Uh oh.

Shortly before the Pittsburgh Mills was scheduled to open, the Texas developer (The Mills Group) declared bankruptcy. The developer was purchased by Johnstown-based developers, the Zamias Group. The Zamias group is not really known for their vision; they are standard strip mall developers and not fancy ones at that.

The mall itself cost $226 million dollars to construct with another $62 million in site prep costs. Among those costs:
$21.7M for the interchange improvements to Route 28 (ramps and such)
$9.3M for roads in the development and within Frazer
$7.1M for design fees
$2.6M for the land costs
$1.4M for offsite utilities
$16.3M for onsite utilities
$0.8M for environmental work (2.89 ac of replacement wetlands and 11,000 LF of stream work)
$3M for field office costs

And that $50M TIF for a $285M project? It was larger than any TIF in recent Allegheny County history for a commercial development. The Waterfront was $29.4M ($305M total cost), The Mall at Robinson was $28M ($245M total), and Mt. Nebo Pointe was $6.8M ($44M total).

Many of the scheduled tenants lured by the Mills either vanished into thin air or pulled out of their leases. Today, the destination mall that would have stores unique to the Pittsburgh area, has the following roster of stores unlike any you will find in the Pittsburgh region, such as:
JC Penney's, Macy's, Sears, Best Buy, Radio Shack, Lowe's, Spencer's (stay classy Pittsburgh), Hallmark, American Eagle, Hot Topic, Dress Barn, and Victoria's Secret among others.

It also has not one, not two, but three Hair Salons, 2 Nail Salons, and 2 Massage Parlors.

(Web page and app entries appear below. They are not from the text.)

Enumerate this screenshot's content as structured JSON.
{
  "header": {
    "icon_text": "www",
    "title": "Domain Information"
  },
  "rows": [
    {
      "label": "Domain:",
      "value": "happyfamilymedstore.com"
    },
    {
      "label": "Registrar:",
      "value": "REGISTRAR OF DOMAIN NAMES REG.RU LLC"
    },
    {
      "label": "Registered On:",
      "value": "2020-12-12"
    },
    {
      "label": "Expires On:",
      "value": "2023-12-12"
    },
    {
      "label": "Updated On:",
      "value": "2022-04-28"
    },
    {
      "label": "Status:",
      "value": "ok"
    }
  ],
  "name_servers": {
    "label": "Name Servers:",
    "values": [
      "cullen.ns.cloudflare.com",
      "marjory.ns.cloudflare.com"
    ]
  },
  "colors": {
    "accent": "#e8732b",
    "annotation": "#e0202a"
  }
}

Probably from when you get a stiff neck looking at all the vacant storefronts in this disaster.

But maybe it has restaurants to make up for the fact the stores are bland/generic stores....

Olive Garden, Applebee's, Chili's, Eat N Park, Red Robin, and a little coffee place from Seattle called Starbucks.

At a seminar in 2008, Allegheny County Economic Development officials used the Galleria at Pittsburgh Mills (current name) as a successful case study, if you can believe it. They anticipated $452M of total revenue, with $10.4M of Sales Tax. Suffice it to say, they're a little short.

The latest attempt to roll this beached whale back into the ocean involves the building of a year round water theme park, similar to the kind constructed in Erie. Who knows if it will help revive this monstrosity of a symbol to greed, poor planning, and short-sightedness.

The humorous/redeeming part to this story is that it forced Ross Park Mall to re-evaluate and re-invent itself. In recent years, Ross Park Mall has become the upscale destination mall with stores unique to the Pittsburgh region. In other words...exactly what the Mills was supposed to be. Stores such as Nordstrom's, Kate Spade, Burberry, LL Bean, Apple (coming soon) and restaurants such as Cheesecake Factory and California Pizza Kitchen (soon) have revitalized this North Hills mall.

Just because a space has green grass growing on it, does not mean it needs a mall -- no matter what size -- parked on it. Think about that the next time you're driving up Route 28 on your way to get a Starbucks at the Mills.

1 comment:

  1. another pittsburgh area mess.. but dont worry.. theres a walmart right down from the as to finish off the shoppers if the galleria doesnt do it first.. just filled with walking, cell phone carrying teenagers everytime i go in.. class?? no one here has the slightest concept as to what that means.. great article... but, nothing changes does it?? look at the butler clearview mall..almost empty at this time of its exhistance.. a shame again!